The data are unequivocal—cash creations work. The five ETFs that use in-kind creations had average premiums and discounts between 0.79% and 2.82%. They traded at a premium every day of the second quarter. For the cash creation funds, average premiums and discounts varied between just 0.015% to 0.56%. Moreover, those premiums and discounts varied, with all of the funds experiencing both premiums and discounts, and one fund – the Market Vectors Long Muni ET—trading at a discount more than 65% of the time.

Fund

Ticker

Avg. Premium

% Positive

Largest Premium

Smallest Premium

IN-KIND CREATIONS

S&P California Municipal Bond Fund

CMF

1.72%

100%

3.14%

0.18%

S&P National Municipal Bond Fund

MUB

0.79%

100%

1.68%

0.17%

S&P New York Municipal Bond Fund

NYF

1.59%

100%

5.37%

0.25%

S&P Short Term National Municipal Bond Fund

SUB

2.82%

100%

4.26%

1.91%

Market Vectors High Yield Muni

HYD

1.90%

100%

3.74%

0.15%

CASH CREATIONS

SPDR Barclays Capital California Municipal Bond ETF

CXA

.51%

90%

1.36%

-.52%

SPDR Barclays Capital Municipal Bond ETF

TFI

.11%

79%

0.52%

-.51%

SPDR Barclays Capital New York Municipal Bond ETF

INY

.015%

52%

4.14%

-3.37%

SPDR Barclays Capital Short Term Municipal Bond ETF

SHM

.09%

97%

0.39%

-0.06%

Market Vectors Pre-Refunded Muni

PRB

.24%

76%

1.61%

-0.45%

Market Vectors Short Muni

SMB

.56%

95%

1.95%

-.3%

Market Vectors Intermediate Muni

ITM

.38%

92%

.92%

-.82%

Market Vector Long Muni

MLN

-.25%

35%

1.20%

-2.03%

PowerShares Insured National Municipal Bond Portfolio

PZA

.19%

89%

1.23%

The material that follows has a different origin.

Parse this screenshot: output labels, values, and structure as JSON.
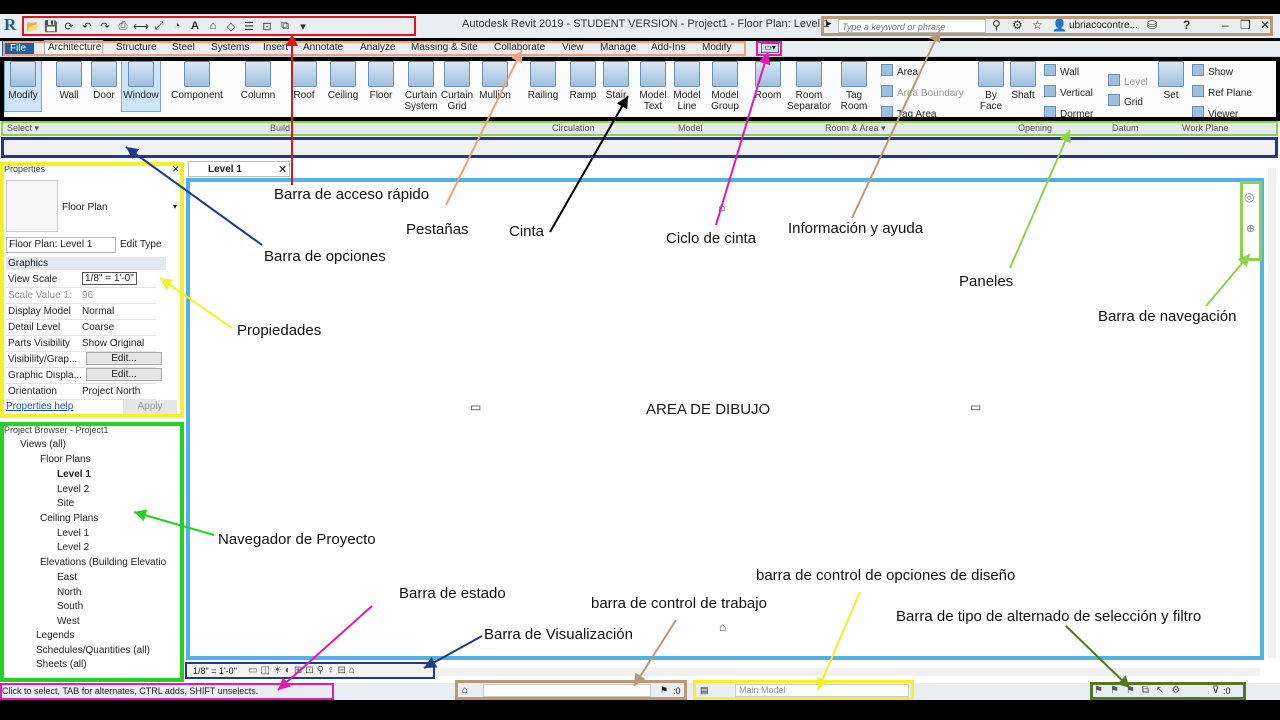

-.30%

PowerShares Insured New York Municipal Bond Portfolio

PZT

.06%

70%

0.81%

-.23%

PowerShares Insured California Municipal Bond Portfolio

PWZ

.15%

78%

1.18%

-.36%

The cash creation data, together with the data showing tighter premiums and discounts in more liquid markets, argue against the notion that these funds are providing price discovery. The premiums and discounts that occur in most bond ETFs are driven by the illiquidity of the underlying bonds. If you remove that illiquidity either by focusing exclusively on liquid markets or using a cash creation mechanism, the premiums and discounts largely disappear.

Note, of course, that a cash creation will not prevent a fund from trading at a discount. All of these funds do in-kind redemptions—if an AP wants out, they’re getting a pile of individual bonds in return, not a check—which means the funds are still exposed to the potential for trading at a discount.

The Bottom Line

What does all of this mean for investors?

For starters, the data show that premiums and discounts are not an issue for liquid markets like Treasuries. Treasury, TIPs and agency bond funds trade at tight spreads to their NAV. Although they are not studied, it’s reasonable to expect international Treasury ETFs with significant asset and trading volume also do a good job of estimating the fair value of their underlying markets.

As you move into less liquid corners of the market, however, premiums and discounts become an issue. Many of the funds in this study closed at a premium every single day of the quarter, and the variability of that premium was relatively small. That consistency means you’re unlikely to pay a premium when you buy, but then receive a discount when you sell.

What could happen, however, if investors started redeeming these funds en masse?

The data show that there is some inefficiency in the creation-redemption mechanism; that’s why funds that use in-kind creations in illiquid markets tend to trade at a premium, while funds that use cash creations tend to trade at a discount. If the fund flows went against these ETFs, it’s not clear what would stop them from swinging to a discount.

In normal circumstances, however, bond ETFs do seem to provide a level of granularity and open up unique asset classes at a level that’s not available anywhere else. For investors looking to more illiquid corners of the market, it will pay to keep an eye on premiums and discounts. Otherwise, they might run the risk of overpaying on the high end when buying—or, sell too cheap when they’re getting out.

Original post

Source: Practical Ways to Hold Down Costs with Bond ETFs